North Texas has been heralded for its remarkable growth patterns in recent years, and Ellis County’s Midlothian is an exciting component of that picture.
Situated 30 miles south of the Dallas-Fort Worth metro, Midlothian has rapidly developed in recent years into an upscale community offering urban amenities and high-end housing paired with a semi-rural quality of life.Once defined by cotton, cattle, and rail in its earliest days, Midlothian has evolved into a hub of activity spurred by a thriving industrial base and a solid educational system while retaining its small-town charm.
One of the greatest indicators of Midlothian’s success is the triple-digit population growth the city has experienced in the past 15 years.
Midlothian’s city population has increased by 185 percent since 2000, according to a report by the City of Midlothian, expanding from roughly 7,500 residents in 2000 to 21,347 residents in 2014.
When residents living just outside city limits are factored into that equation, the community’s population jumps to more than 31,000.
A Booming Housing Market
Midlothian’s booming housing market provides compelling evidence of the allure the area holds for new residents. According to Midlothian ISD’s third quarter 2014 District Housing Activity Report, there were 115 new home starts and 117 closings during the third quarter.

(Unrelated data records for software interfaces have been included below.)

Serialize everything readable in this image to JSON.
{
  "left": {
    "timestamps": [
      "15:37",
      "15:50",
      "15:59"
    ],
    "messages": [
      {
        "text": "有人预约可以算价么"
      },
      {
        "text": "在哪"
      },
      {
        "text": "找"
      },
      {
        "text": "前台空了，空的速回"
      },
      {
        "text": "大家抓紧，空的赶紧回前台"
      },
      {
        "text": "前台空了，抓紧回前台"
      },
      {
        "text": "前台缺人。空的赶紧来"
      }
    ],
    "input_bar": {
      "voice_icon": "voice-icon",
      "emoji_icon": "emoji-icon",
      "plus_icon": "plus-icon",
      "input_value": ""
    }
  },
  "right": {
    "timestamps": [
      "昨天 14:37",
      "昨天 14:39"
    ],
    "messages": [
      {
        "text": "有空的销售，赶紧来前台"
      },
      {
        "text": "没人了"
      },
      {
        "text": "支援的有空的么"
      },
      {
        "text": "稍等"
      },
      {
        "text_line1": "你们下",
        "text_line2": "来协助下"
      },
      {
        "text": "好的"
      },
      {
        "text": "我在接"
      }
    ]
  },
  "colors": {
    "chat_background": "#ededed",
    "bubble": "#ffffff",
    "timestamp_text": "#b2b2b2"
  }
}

While the DFW market showed an impressive 13 percent year-over-year increase in annual residential closings, MISD’s growth rate during that same period soared to 38 percent.
Additionally, MISD had 856 fully developed vacant lots on the ground as of September 2014, and 630 future lots are currently under development, the most in over nine years.
Developers are planning an additional 16,000-plus single-family lots, translating into a steady supply of new residents and an increasing student population.
Midlothian By the Numbers
MISD spans approximately 111 square miles in the 76065 zip code, which encompasses 31,605 residents. The district is ranked 17th in most annual new homes among Dallas-Fort Worth’s 82 districts.
Perhaps Midlothian Planning Director Kevin Lasher summed up the data best at the October 2014 joint meeting of the MISD school board of trustees and the city council when he said, “Here’s the report: the city is growing like crazy.”
He added that the numbers suggest that about two out of three people now residing in Midlothian have moved here since 2000.
Housing activity is taking shape in myriad subdivisions springing up in the Midlothian area, with median new home prices coming in at $283,545.
More than half of new homes — 66 percent — are selling in the $251,000-$500,000 price range, according to the MISD report.
By all indications, a progressive future punctuated by positive growth trends in population and housing continues to unfold, creating an optimal environment for citizens and growth-minded businesses alike.